▶ [WORK ITEM] All lines in the data bearing the string "JSON" should be identified and copied.

[Dataset rows describing interfaces]
<<<<
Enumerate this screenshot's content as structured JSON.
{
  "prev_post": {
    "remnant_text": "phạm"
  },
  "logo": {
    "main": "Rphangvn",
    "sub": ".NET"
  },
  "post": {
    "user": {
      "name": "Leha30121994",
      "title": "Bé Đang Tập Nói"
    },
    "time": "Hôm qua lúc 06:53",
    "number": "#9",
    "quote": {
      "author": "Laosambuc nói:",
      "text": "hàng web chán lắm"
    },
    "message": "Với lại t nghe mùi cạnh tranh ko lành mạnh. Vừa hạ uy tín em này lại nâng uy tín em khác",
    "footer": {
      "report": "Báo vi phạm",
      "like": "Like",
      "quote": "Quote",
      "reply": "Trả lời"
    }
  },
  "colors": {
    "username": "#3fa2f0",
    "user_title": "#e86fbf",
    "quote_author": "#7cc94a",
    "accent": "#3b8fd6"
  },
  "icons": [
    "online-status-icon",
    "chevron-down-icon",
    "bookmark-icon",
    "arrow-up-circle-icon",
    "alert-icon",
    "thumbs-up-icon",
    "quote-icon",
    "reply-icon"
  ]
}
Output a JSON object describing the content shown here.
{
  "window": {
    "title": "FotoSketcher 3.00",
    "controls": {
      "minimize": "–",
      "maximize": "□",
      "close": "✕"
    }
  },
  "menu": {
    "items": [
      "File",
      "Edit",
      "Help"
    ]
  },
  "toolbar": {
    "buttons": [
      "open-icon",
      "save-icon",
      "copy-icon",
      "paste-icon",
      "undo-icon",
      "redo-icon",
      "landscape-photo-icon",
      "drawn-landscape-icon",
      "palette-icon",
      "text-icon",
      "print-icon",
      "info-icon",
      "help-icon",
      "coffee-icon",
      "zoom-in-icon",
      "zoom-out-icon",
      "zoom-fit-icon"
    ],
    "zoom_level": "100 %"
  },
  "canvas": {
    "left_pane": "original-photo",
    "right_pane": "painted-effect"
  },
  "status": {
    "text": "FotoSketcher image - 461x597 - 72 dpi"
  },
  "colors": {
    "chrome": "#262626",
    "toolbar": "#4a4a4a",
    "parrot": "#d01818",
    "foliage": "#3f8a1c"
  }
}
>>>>
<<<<
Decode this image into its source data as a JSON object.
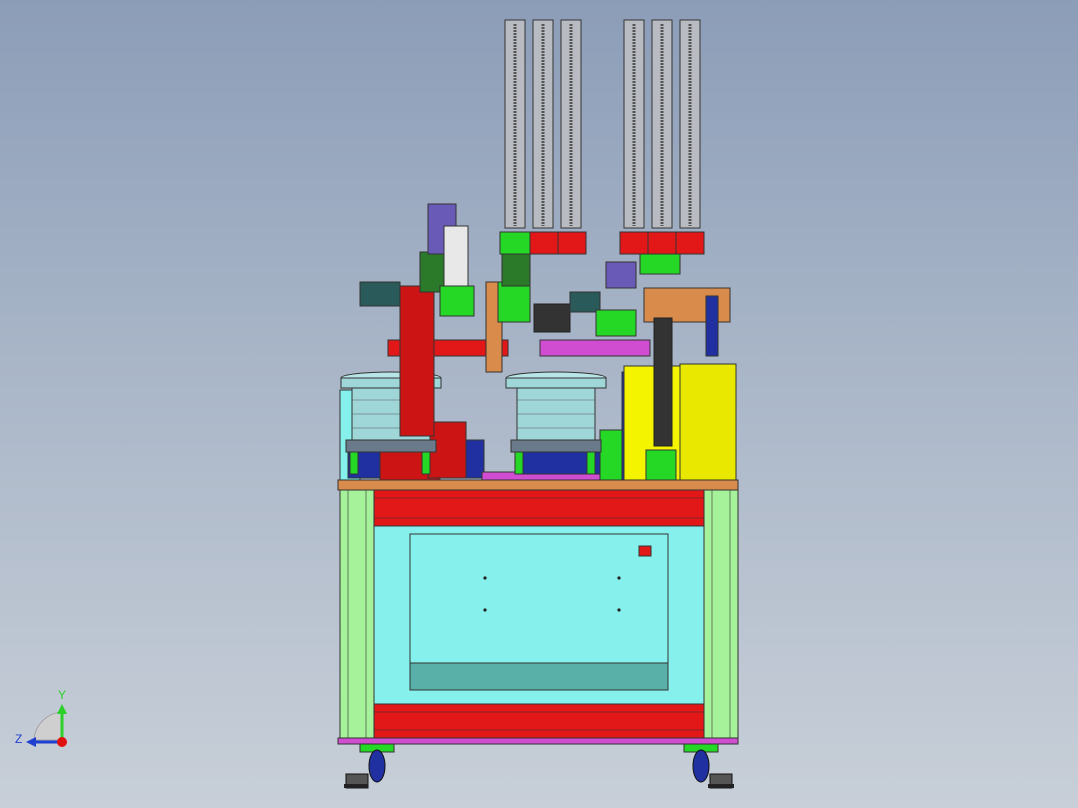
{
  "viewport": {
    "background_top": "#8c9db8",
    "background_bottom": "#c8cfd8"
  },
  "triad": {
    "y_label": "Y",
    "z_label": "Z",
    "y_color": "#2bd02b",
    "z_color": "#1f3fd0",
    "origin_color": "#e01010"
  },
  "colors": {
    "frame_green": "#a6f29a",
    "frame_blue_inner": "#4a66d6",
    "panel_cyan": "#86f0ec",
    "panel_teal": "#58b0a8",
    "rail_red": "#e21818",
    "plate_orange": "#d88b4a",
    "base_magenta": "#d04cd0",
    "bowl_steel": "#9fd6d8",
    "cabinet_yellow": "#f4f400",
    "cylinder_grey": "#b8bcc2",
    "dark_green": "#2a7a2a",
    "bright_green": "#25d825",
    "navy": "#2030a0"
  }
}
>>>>
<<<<
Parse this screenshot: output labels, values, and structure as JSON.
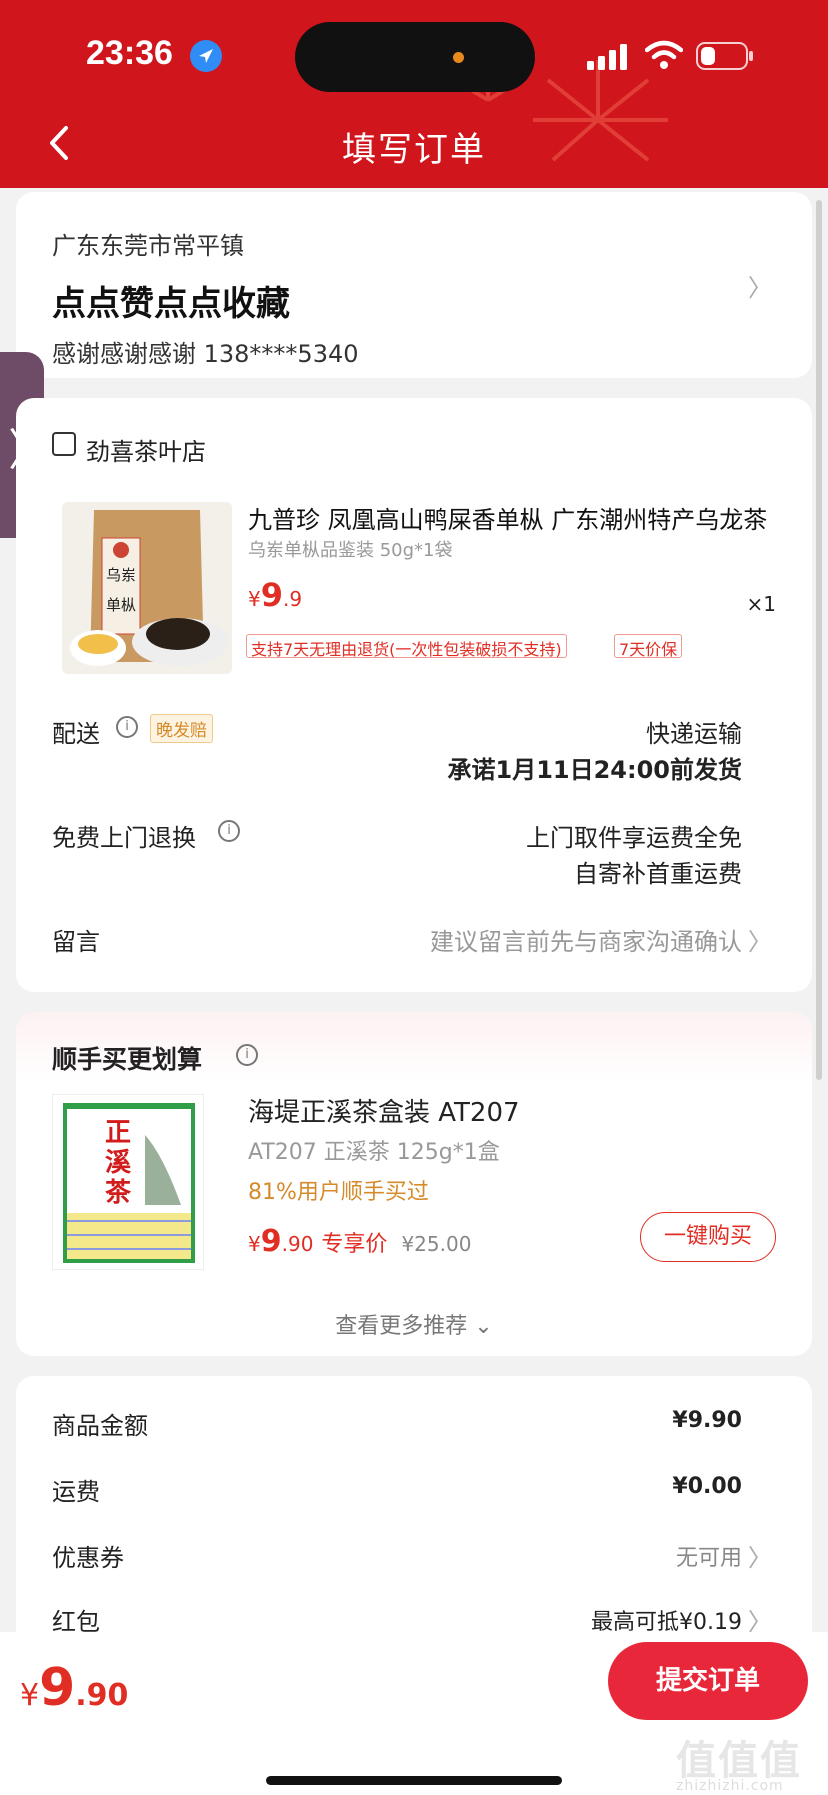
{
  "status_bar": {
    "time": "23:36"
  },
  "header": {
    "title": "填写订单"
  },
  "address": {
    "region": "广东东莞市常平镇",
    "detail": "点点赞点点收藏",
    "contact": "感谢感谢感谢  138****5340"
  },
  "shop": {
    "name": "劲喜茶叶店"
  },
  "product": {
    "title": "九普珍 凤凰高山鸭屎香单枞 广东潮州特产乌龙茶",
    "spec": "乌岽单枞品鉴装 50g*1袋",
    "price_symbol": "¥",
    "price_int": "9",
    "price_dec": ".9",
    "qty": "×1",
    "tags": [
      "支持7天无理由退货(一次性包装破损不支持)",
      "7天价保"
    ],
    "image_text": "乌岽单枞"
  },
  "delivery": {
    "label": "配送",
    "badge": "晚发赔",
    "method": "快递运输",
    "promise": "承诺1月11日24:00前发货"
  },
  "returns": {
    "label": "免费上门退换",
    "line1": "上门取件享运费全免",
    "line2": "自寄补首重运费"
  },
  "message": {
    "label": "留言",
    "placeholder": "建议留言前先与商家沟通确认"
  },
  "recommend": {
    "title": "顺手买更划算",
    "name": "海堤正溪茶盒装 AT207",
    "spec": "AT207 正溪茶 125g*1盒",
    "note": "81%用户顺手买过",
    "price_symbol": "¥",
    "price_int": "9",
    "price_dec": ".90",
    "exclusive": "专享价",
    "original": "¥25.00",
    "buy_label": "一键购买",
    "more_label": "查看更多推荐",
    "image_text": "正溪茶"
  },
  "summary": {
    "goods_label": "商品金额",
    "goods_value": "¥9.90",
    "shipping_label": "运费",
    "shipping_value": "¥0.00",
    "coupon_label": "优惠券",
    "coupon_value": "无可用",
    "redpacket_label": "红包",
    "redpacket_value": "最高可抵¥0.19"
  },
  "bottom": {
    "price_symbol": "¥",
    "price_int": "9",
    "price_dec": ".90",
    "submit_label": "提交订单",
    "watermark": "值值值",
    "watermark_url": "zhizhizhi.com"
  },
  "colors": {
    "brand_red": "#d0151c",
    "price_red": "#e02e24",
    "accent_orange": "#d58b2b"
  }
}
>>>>
▶ [RESULT OF THIS EXERCISE]
Enumerate this screenshot's content as structured JSON.
Output a JSON object describing the content shown here.
Decode this image into its source data as a JSON object.
Parse this screenshot: output labels, values, and structure as JSON.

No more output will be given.